The Bible prescribes itself as the instrument for equipping the saints. “All Scripture is given by inspiration of God and is profitable for doctrine, for reproof, for correction, for instruction in righteousness, that the man of God may be complete, thoroughly equipped (exartizo) for every good work (2 Tim 3:16–17). The pastor has the duty to use the Word of God to teach, challenge, correct and instruct the people, thereby equipping them for the ministry. The Anglican Ordinal requires the pastor to “be diligent in prayer, in reading Holy Scripture, and in all studies that will deepen” his faith, and as well, expound and teach the faith of the Church in his ministry. This also entails systematically transmitting and imparting the vision and values of the church, thereby, getting everyone to be united and on the same page.

The teaching ministry of the church is a veritable instrument for equipment of the saints for maximum productivity. Hence, Paul charged Timothy to preach the Word (2 Tim 4:2), Jesus prayed for His disciples that the Father would sanctify them through the truth of the Word of God (John 17:17), and Moses’ father-in-law counselled him to focus part of his energy on instructing the people about the statutes and laws, and teaching them the way to live and what they must do (Exod. 18:20). 

• Intentional Training
Luke records Jesus as using the word kataritizo as the result of intentional discipleship training. “A disciple is not above his teacher, but everyone who is perfectly trained/equipped (kataritizo) will be like his teacher” (Luke 6:40).

“Training is teaching or developing in oneself or others, any skills and knowledge or fitness that relate to specific useful competencies” (Wikipedia).

A leader should identify the people’s potentials and gifts and assist them in developing them. Training can be formal or informal, and very necessary for the equipment of the people of God.

• Delegating, Assigning and Working Oneself Out
The prayer in Hebrews 13:20-21 that the God of peace “make you perfect/equip (kataritizo) you in every good work” shows that equipment is not only for work, but also in (the course of) work. Saints are equipped as they are exposed to work.

All teaching and training must lead to putting it into practice. Doing is a very important aspect and way of learning.

Improvement can only be in the act, for “practice”, it is said, “makes perfect” (equips). Opportunities should be created for the practice and work of ministry, both as the actual doing and the process of learning, so that the people will be able to gradually perfect and perpetuate.

Jesus demonstrated this in his ministry by having His disciples baptise (Jn 4:2), go for mission (Mk 6:7, Luke 10:1-2) and ultimately carry on with the work when He left (Matt. 28:18-20). Success without successor is failure. Every Church leader should be in the process of continually working himself out of job. His goal should be training others to take his place and even perform better as he moves to his next Divine placement.

Co-ministers and subordinates are not, and should not be conceived as rivals, but team ministers, working towards the same goal.

Conclusion
God has a mission for His church: to spread the gospel to all nations. This mission cannot be well accomplished by anyone person or group of people. The whole church is needed to fulfil it.

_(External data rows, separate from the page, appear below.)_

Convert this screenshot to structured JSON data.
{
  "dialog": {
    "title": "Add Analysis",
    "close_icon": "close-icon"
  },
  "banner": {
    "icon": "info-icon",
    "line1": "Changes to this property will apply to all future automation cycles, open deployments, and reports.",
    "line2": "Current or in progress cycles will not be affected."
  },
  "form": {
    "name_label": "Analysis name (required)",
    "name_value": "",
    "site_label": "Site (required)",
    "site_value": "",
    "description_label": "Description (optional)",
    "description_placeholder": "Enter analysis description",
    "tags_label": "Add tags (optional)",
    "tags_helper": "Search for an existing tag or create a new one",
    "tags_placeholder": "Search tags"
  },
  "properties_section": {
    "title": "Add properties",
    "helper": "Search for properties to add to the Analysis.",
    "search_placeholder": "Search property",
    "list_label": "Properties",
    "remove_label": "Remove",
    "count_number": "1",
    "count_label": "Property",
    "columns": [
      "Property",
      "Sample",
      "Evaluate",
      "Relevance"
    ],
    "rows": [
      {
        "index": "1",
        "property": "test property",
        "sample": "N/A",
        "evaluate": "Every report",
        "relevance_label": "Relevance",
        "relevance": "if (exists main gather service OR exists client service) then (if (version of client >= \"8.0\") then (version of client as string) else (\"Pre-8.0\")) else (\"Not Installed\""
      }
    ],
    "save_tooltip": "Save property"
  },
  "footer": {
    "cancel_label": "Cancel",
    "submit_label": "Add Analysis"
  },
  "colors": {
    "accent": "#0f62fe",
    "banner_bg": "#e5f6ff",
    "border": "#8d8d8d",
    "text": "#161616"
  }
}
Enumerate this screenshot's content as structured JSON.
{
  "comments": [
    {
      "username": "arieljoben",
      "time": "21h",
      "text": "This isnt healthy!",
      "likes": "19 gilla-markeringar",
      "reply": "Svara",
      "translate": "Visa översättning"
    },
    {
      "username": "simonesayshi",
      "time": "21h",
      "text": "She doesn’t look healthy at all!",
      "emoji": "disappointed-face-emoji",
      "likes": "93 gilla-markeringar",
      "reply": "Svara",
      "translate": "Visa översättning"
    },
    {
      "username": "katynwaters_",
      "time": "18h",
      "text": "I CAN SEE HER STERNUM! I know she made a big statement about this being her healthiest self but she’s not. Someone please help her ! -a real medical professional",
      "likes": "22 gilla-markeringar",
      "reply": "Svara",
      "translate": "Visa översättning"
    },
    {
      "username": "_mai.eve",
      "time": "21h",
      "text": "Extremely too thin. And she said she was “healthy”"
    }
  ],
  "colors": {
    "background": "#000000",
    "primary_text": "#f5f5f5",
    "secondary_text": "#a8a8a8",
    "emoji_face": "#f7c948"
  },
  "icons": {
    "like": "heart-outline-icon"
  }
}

Pastors, don’t do all the work. Equip your flock for maximum productivity.

(A Talk to Otukpo Diocesan Clergy Retreat at Ibru Centre Agbarha-otor, September 30, 2021 by The Ven. Dr Princewill O. Ireoba, Rector, Ibru Centre)